This is not an essay to bash the Common Core or public schools. Schools are trying to achieve the almost impossible, preparing EVERY child to succeed beyond high school. Schools lack the necessary resources to provide children with the support they need. In the United States we have pledged, with the reauthorized Individuals with Disabilities Education Act (IDEA), to provide transition services for children who have an Individual Education Plan. These transition plans should include “instruction, related services, community experiences, the development of employment and other post-school adult living objectives, and, if appropriate, acquisition of daily living skills and functional vocational evaluation” (U.S. Department of Education, Office of Special Education Programs, 2007). Additionally, Common Core Initiative (2006) states that students with disabilities (which include some children with a chronic health condition) should have, “teachers and specialized instructional support personnel who are prepared and qualified to deliver high-quality, evidence-based, individualized instruction and support services.” Who is more prepared than a school nurse to assist children in understanding their chronic condition and providing the support and education to gain the skills and knowledge to manage their chronic condition now and when they enter adulthood? But where are the school nurses? According to the National Association of School Nurses (2012), only 45 percent of public schools have a full-time nurse available to students and another 30 percent of schools only have a part-time nurse.
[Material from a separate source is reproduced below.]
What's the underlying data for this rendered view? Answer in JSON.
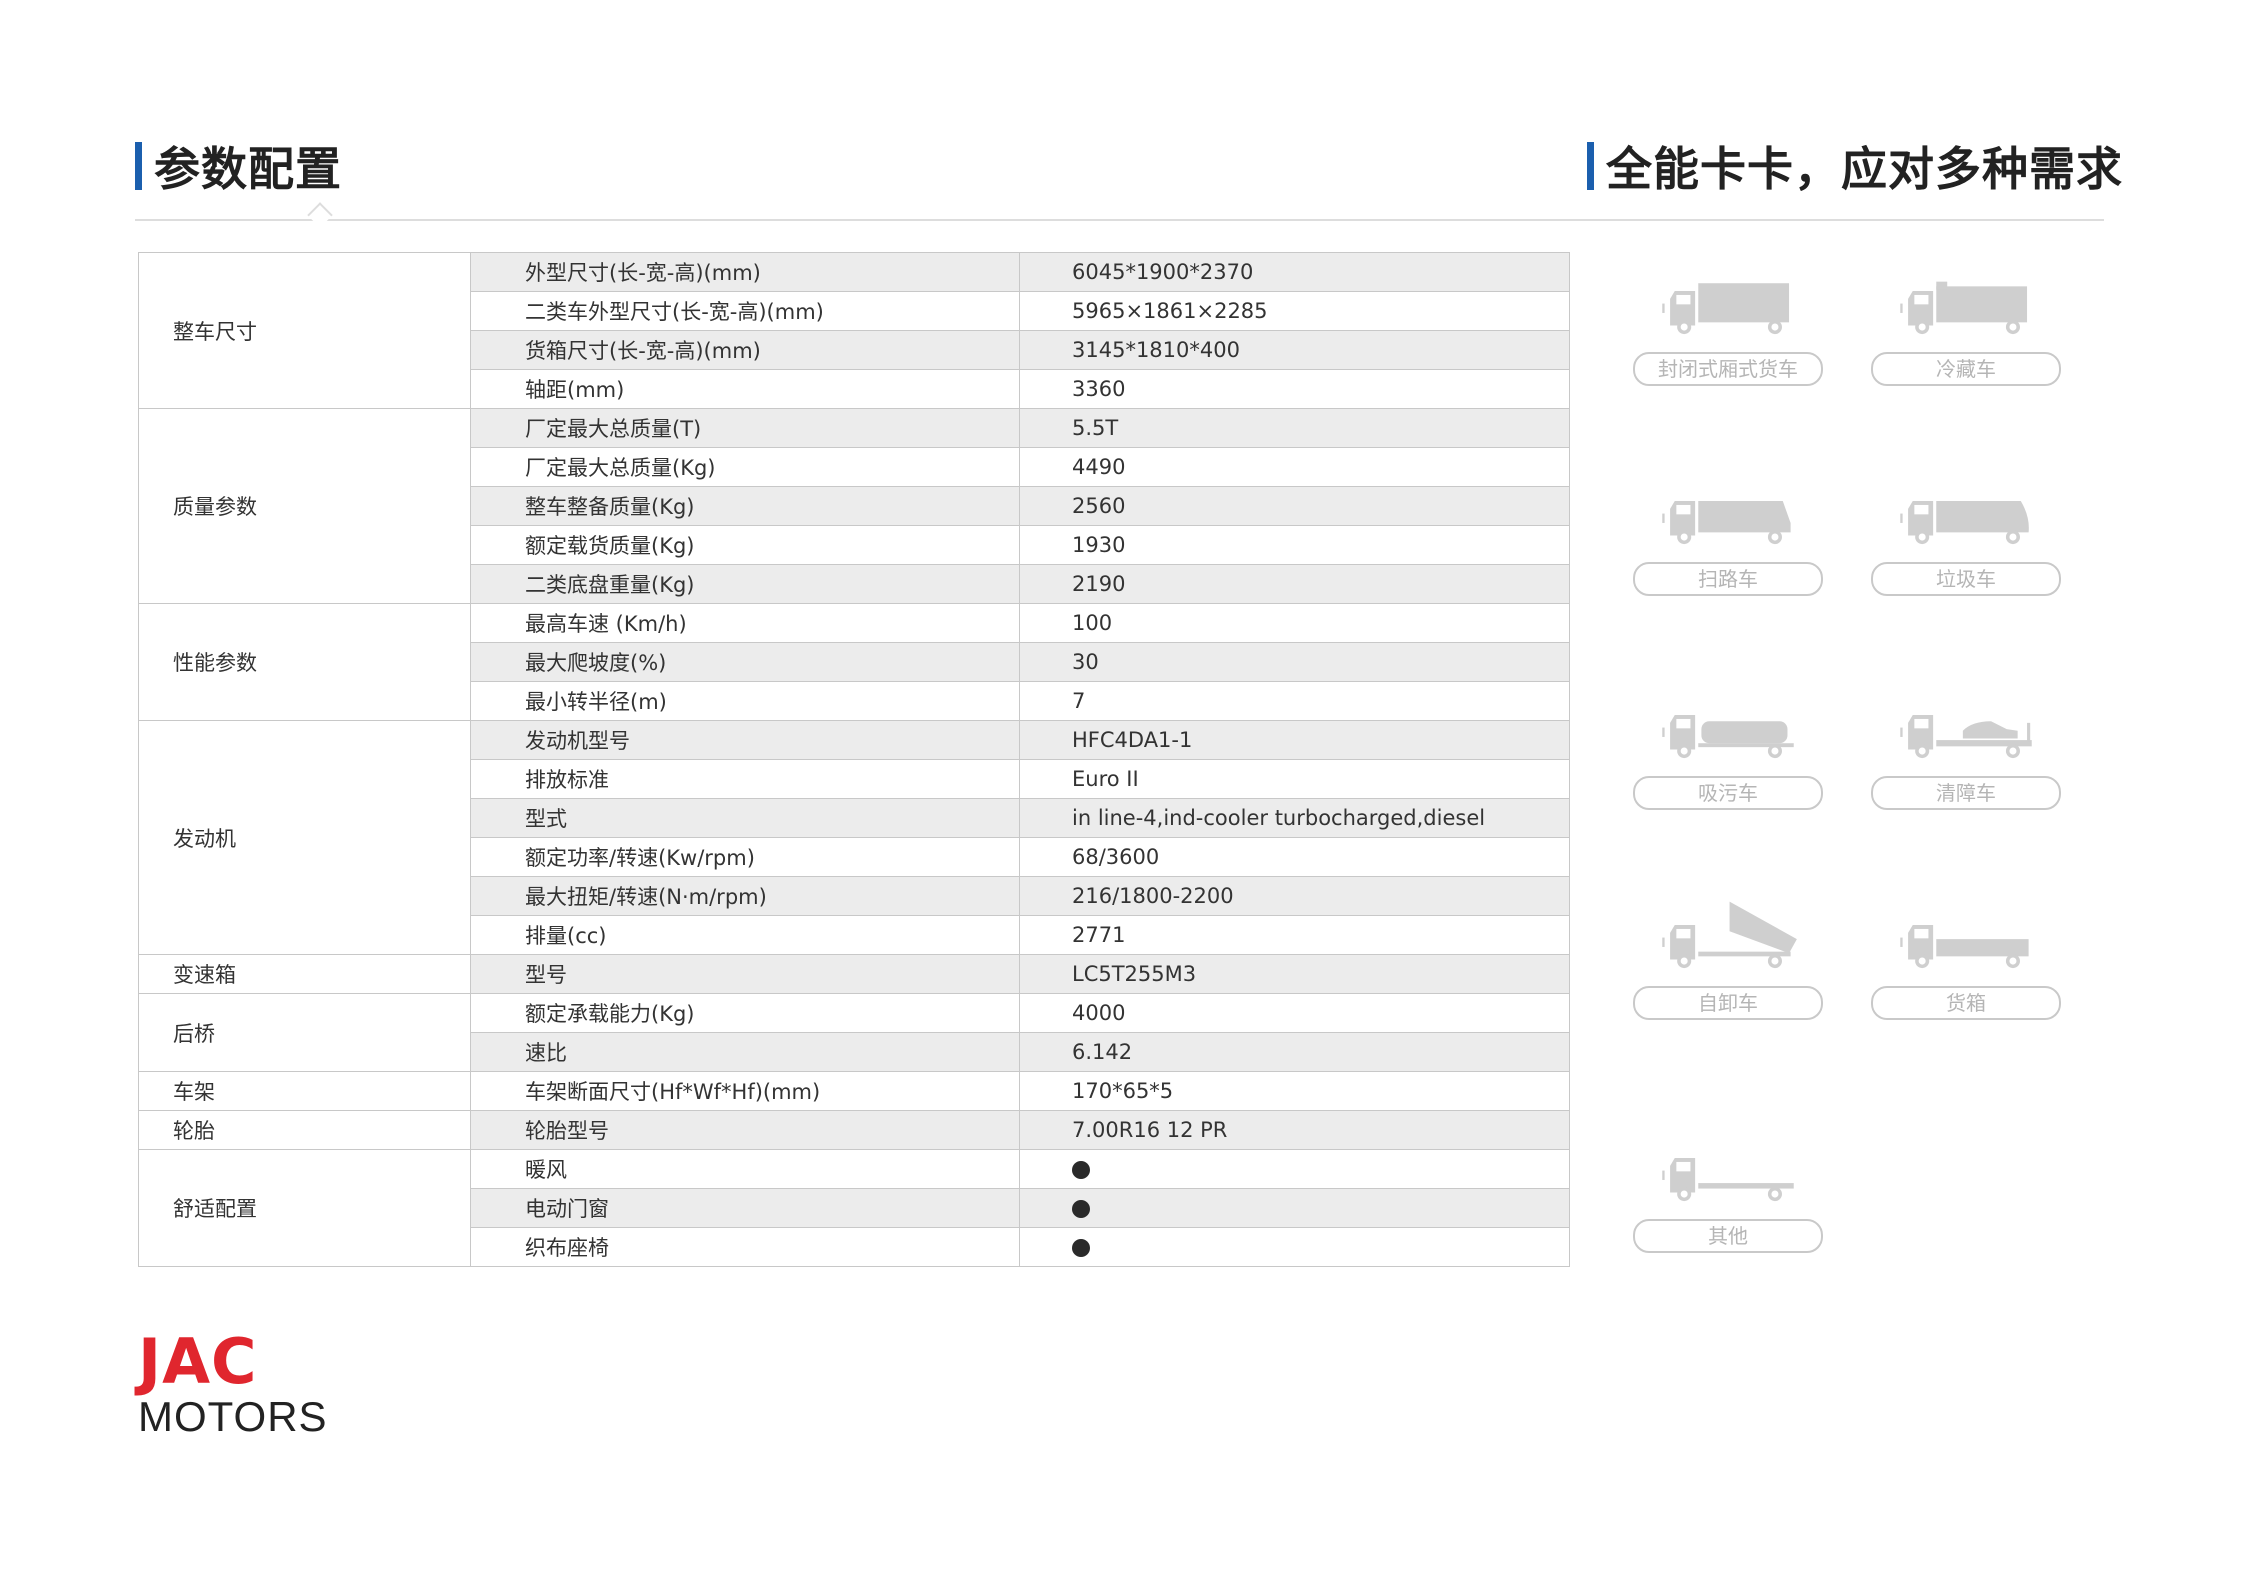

The NURSE Act (Nurses for Under-Resourced Schools Everywhere), introduced by Montana Senator Jon Tester, “will allow schools or state agencies to apply for federal grants to reduce the cost of hiring a nurse” (Tester, 2016). The NURSE Act will assist school nurses in fulfilling their mission to ensure that every student is healthy, safe, and ready to learn. The NURSE Act helps already strapped schools, achieve their mission of supporting ALL children achieve their fullest potential. The increased funding for school nurses has the potential to provide “specialized instructional support” to students with chronic conditions. As Eric Feaver, President of MEA-MFT states, “School nurses are educators, too,” (Tester, 2016). I applaud Senator Tester’s advocacy for student health and I encourage other national leaders to join in supporting the NURSE Act.
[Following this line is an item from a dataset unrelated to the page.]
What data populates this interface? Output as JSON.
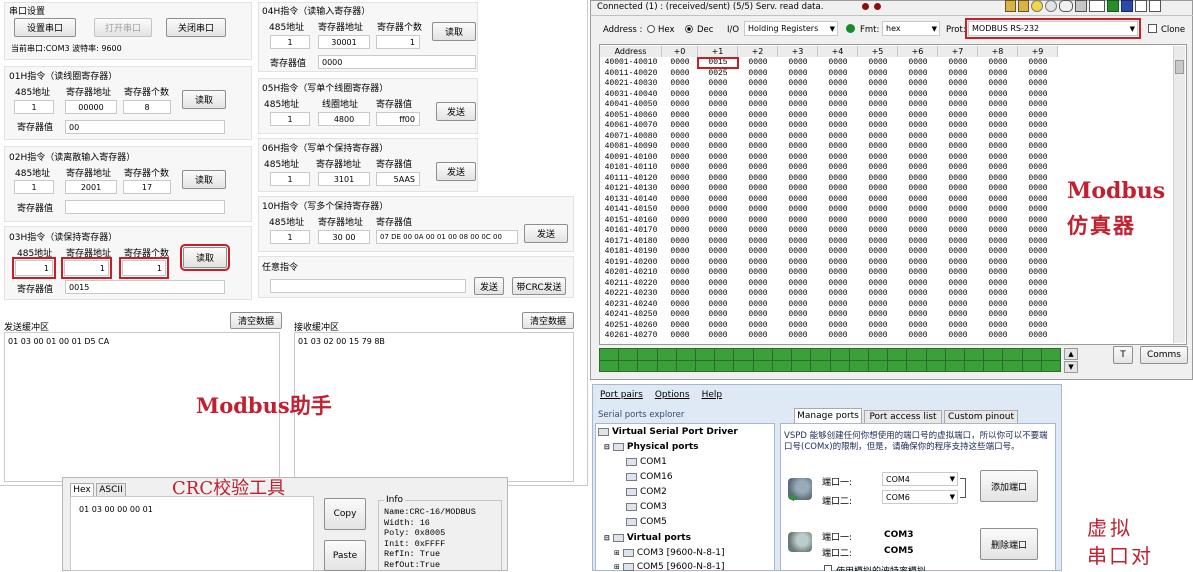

Common Core State Standards Initiative. (2016). Application to Students with Disabilities.Available at: http://www.corestandards.org/wp-content/uploads/Application-to-Students-with-Disabilities-again-for-merge1.pdf
National Association of School Nurses. (2012). The Case for School Nursing. Available at: https://www.nasn.org/portals/0/about/The_Case_for_School_Nursing.pdf
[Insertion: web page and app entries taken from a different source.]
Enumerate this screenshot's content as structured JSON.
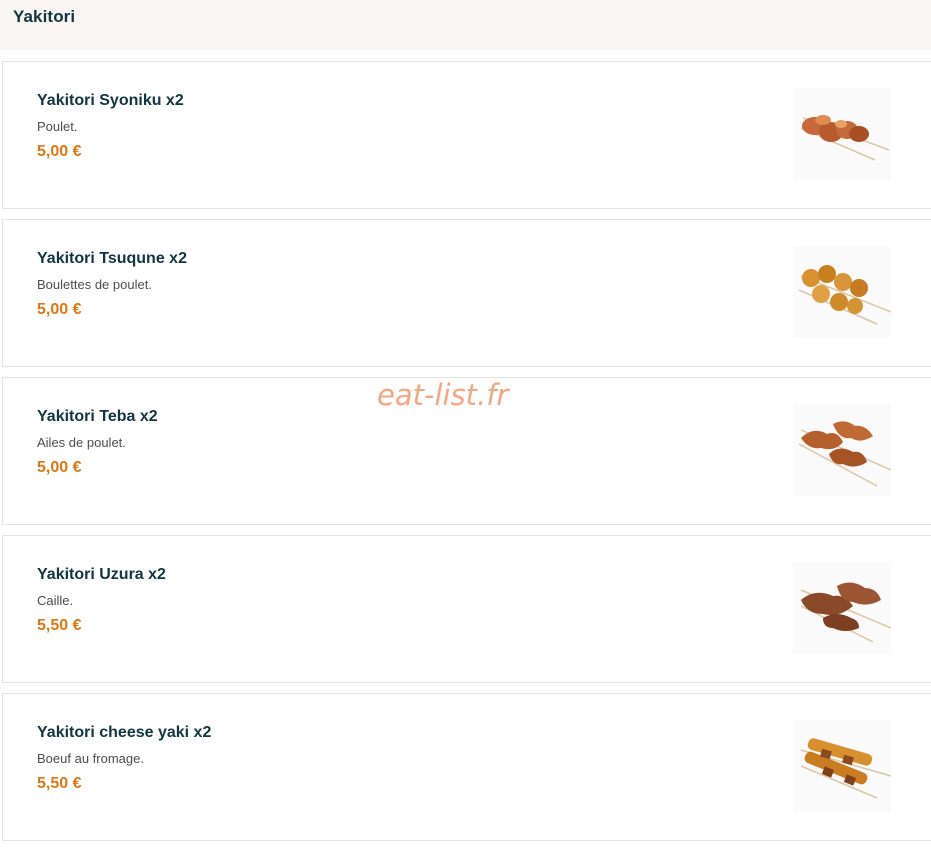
{
  "section": {
    "title": "Yakitori"
  },
  "items": [
    {
      "name": "Yakitori Syoniku x2",
      "description": "Poulet.",
      "price": "5,00 €",
      "image_icon": "skewer-chicken-image"
    },
    {
      "name": "Yakitori Tsuqune x2",
      "description": "Boulettes de poulet.",
      "price": "5,00 €",
      "image_icon": "skewer-meatball-image"
    },
    {
      "name": "Yakitori Teba x2",
      "description": "Ailes de poulet.",
      "price": "5,00 €",
      "image_icon": "skewer-wing-image"
    },
    {
      "name": "Yakitori Uzura x2",
      "description": "Caille.",
      "price": "5,50 €",
      "image_icon": "skewer-quail-image"
    },
    {
      "name": "Yakitori cheese yaki x2",
      "description": "Boeuf au fromage.",
      "price": "5,50 €",
      "image_icon": "skewer-cheese-beef-image"
    }
  ],
  "watermark": "eat-list.fr",
  "colors": {
    "header_bg": "#f8f5f2",
    "title": "#12363f",
    "price": "#e07612",
    "watermark": "#f4a27d"
  }
}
National School Boards Association. (2016). About Us. Available at: https://www.nsba.org/about-us Accessed: February 25, 2016.
Tester, J. (2016). Tester Introduces Bill to Improve Student Health. Available at: http://www.tester.senate.gov/?p=press_release&id=4368 Accessed: February, 25, 2016).
Van Cleave. J., Gortmaker, S.L., Perrin, J.M. (2010). Dynamics of Obesity and Chronic Health Conditions Among Children and Youth. JAMA, 303, p. 623–630.
van der Lee, J.H., Mokkink, L.B., Grootenhuis, M.A., Heymans, H.S.A., Offringa, M. (2007). Definitions and Measurement of Chronic Health Conditions in Childhood. JAMA,297, p. 2741–2751.
U.S. Department of Education, Office of Special Education Programs, 2007. Topic: Secondary Transition. Available at: http://idea.ed.gov/explore/view/p/,root,dynamic,TopicalBrief,17, Accessed: February 25, 2016.